Wisconsin football begins life after Paul Chryst, the third winningest coach in program history, with a visit to Northwestern on Saturday. It’s NU’s homecoming game, and they’ll honor the 10th anniversary of the 2012 Gator Bowl team, a squad that ended the school’s 63 year bowl game victory drought. It’s also the first game in charge for Jim Leonhard, who has been promoted from defensive coordinator to interim head coach.
Northwestern coach Pat Fitzgerald opened his weekly presser on Monday by mentioning his very close relationship with Chryst and how he wishes him the best after his firing.
Pat Fitzgerald on Paul Chryst:
— Evan Flood (@Evan_Flood) October 3, 2022
“I was shocked, and I’ll leave it at that,” he said. Our focus has gotta be on us. We’ve gotta capitalize on opportunities that we have.” Wisconsin football comes into this clash heavily favored.
Saturday, Oct. 8
2:30 p.m. CT – Wisconsin vs. Northwestern (WGN Radio AM-720; Big Ten Network)
Chryst now finishes with a 62-27 (a 70% winning percentage, second highest in Wisconsin football history), 6-1 in bowl games (top bowl winning % in Wisconsin history, including three New Year’s Six wins), four Big Ten West division titles in seven seasons and 3rd in wins (1 game behind Bret Bielema, his opponent for his very last game).
He was also a very well-liked and respected coach, both in and outside of his locker room.
Fitzgerald spoke of Chryst’s legacy: “As a peer, someone that has had great respect for that program, we tipped our hat to him.”
Said he consistently appreciated Chryst’s perspective on football and player safety, calling him “a voice of reason” and “a great person to be around.”
Fitz then added: “I’m sure he’ll be heavily sought after. He’s a hell of a coach.”
According to school officials, Chryst was due $20 million (and change) for his buyout. Instead the two parties agreed to a exit payment of $11 million, which is to be paid in full no later than Feb. 1, 2023. It will be funded in full by the UW Foundation.

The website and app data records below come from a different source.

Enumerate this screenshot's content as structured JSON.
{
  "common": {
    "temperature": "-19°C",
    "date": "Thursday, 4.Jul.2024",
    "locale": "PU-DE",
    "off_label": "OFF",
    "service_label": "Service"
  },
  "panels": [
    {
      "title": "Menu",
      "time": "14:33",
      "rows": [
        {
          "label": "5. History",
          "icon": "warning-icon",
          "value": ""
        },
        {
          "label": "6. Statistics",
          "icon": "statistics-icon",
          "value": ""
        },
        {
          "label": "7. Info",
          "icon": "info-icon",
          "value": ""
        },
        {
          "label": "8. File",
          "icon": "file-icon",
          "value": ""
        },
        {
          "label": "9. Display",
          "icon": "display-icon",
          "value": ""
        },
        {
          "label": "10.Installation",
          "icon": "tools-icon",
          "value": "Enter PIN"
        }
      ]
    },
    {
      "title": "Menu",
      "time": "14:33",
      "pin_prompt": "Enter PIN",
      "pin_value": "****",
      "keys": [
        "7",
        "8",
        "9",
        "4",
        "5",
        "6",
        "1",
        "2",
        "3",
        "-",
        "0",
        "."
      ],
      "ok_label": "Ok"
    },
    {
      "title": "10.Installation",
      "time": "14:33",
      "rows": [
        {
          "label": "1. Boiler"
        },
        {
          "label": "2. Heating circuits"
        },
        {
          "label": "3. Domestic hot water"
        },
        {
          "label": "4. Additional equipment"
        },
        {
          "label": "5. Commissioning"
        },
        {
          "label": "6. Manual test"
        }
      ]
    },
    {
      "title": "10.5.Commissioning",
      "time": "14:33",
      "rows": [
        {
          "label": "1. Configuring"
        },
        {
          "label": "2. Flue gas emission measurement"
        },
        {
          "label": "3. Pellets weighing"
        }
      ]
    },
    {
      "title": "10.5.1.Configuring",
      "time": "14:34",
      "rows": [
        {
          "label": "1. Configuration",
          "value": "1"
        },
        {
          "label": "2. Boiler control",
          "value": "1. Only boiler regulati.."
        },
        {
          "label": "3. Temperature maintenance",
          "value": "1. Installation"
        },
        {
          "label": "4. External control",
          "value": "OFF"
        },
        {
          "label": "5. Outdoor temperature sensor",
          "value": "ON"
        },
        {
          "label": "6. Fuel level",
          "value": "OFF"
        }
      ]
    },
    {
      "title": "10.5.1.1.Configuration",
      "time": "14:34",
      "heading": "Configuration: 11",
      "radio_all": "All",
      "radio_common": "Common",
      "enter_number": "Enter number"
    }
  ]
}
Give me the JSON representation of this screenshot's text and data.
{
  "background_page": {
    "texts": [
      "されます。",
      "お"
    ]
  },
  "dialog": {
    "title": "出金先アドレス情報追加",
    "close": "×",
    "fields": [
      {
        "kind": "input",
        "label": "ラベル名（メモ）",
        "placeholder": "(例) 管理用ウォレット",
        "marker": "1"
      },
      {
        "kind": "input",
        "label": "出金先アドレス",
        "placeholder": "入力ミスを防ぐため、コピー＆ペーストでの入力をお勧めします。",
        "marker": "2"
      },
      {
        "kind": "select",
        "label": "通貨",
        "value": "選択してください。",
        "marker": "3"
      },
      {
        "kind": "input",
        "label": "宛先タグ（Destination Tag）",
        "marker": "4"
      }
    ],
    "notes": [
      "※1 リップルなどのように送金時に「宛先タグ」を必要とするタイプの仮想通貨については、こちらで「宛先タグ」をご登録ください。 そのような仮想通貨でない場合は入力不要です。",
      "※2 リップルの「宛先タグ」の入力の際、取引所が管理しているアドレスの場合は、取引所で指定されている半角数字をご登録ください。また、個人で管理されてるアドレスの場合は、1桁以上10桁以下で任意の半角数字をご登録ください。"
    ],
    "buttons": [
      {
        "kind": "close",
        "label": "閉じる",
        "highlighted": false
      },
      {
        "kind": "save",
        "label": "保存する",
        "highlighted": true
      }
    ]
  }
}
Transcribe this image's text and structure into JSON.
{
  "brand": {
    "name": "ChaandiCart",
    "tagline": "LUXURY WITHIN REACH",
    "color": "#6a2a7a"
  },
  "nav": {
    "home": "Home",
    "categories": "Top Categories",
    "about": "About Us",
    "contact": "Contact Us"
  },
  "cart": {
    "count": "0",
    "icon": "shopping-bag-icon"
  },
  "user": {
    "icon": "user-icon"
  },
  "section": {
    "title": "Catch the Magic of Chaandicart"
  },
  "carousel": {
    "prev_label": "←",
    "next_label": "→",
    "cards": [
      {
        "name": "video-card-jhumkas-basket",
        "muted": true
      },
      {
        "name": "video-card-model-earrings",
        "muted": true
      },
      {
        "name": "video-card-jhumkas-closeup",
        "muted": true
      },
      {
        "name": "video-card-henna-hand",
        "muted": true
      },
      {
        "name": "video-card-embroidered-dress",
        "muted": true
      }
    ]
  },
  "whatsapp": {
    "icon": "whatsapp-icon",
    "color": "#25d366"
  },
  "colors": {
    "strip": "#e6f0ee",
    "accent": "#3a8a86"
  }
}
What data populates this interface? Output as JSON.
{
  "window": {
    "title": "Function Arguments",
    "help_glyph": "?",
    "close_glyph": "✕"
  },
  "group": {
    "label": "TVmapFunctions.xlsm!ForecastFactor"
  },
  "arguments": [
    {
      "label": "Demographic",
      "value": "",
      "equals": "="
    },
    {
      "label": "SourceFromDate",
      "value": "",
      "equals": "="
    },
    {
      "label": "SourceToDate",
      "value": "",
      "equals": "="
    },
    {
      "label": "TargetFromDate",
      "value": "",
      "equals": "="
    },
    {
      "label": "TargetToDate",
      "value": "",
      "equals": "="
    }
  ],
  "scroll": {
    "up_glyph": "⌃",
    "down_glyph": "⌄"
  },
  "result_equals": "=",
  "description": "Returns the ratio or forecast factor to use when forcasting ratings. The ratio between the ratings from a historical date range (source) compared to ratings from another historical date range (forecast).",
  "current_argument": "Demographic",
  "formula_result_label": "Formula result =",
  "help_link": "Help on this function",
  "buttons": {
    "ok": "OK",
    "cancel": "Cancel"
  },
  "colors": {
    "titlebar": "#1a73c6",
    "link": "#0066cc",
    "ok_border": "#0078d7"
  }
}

While Wisconsin football did get off to a 2-3 start this season, why did Athletic Director Chris McIntosh decide to do this?
And why in mid-season?
There had been no reports of friction between the coach and administration. Also, there had been no previous reports that either side was unhappy with the situation.
So what gives? How did this happen? Does McIntosh have someone who he thinks is the next Saban or Dabo already lined up? Does he expect his program to be at the Ohio State level? Or higher even? Was it Chryst who actually wanted out? Was this a quasi-resignation or even something close to a genuine “mutual parting of ways” (if such a thing actually exists in the real world)?
How/why did Chryst leave half his money on the table? Why would anyone who was fired, totally out of the blue, do something like that?
The fact that the final sum is close to half, makes it seem like an amount that bartered down. (“You know, we’ll split the difference.”)
Were there some legal/recruitment issues? Something unsavory and scandalous going on?
Chryst seems like the last guy you’d ever have to worry about with that sort of thing, but hey, you never know.
We have a lot of questions, and it’s going to be awhile, if ever, until we get answers. None of this passes the smell test. Yes, Wisconsin football was 15-10 in their last 25, 9-8 in the league over their last 17 in conference, but is that grounds for dismissal? Maybe at Alabama, and nowhere else.
“An incredibly high level of respect between our two programs and institutions,” Fitzgerald said of the Northwestern-Wisconsin rivalry, one that encompasses the two Big Ten schools that are closest to each other.
So will Wisconsin football get the cliched “new coach bounce?” Is that a thing? We asked Fitz about whether or not he believes in that. “I hope not,” he responded with a smile.
Paul M. Banks is the owner/manager of The Bank (TheSportsBank.Net) and author of “Transatlantic Passage: How the English Premier League Redefined Soccer in America,” as well as “No, I Can’t Get You Free Tickets: Lessons Learned From a Life in the Sports Media Industry.”
He has regularly appeared in WGN, Sports Illustrated and the Chicago Tribune, and he co-hosts the After Extra Time podcast, part of Edge of the Crowd Network. Follow him and the website on Twitter and Instagram.